##### Data shown #####

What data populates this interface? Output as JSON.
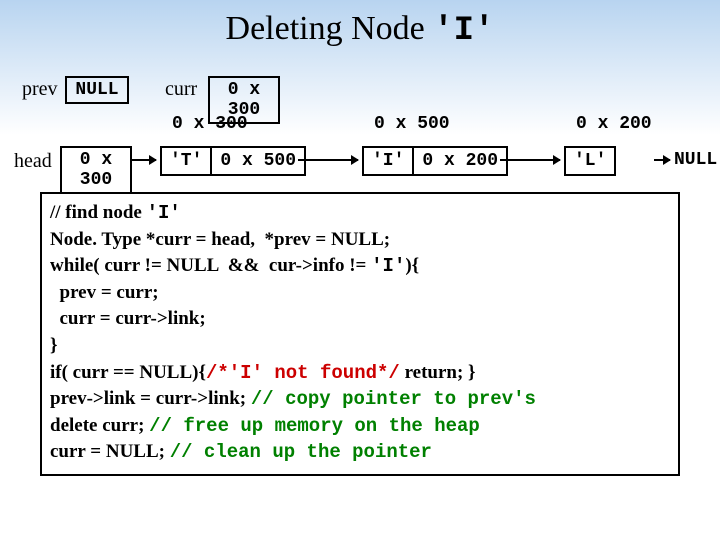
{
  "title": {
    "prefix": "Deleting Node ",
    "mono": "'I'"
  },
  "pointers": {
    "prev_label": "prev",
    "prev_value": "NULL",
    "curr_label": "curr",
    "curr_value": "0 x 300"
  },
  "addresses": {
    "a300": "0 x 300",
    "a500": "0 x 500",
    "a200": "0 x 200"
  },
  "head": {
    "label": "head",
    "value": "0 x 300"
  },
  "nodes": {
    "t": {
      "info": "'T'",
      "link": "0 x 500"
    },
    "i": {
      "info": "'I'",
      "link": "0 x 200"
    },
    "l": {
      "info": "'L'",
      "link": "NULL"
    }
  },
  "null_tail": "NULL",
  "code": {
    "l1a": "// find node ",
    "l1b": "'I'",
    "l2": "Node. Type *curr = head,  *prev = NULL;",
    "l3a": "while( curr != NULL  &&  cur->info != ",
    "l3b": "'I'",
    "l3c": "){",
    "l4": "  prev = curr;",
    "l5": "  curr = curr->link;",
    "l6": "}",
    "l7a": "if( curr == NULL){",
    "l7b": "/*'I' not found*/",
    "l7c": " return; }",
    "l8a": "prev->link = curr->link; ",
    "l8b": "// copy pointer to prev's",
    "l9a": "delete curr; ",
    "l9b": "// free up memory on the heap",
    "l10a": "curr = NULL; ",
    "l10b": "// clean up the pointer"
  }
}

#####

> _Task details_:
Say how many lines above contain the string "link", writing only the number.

> _Written answer_:
5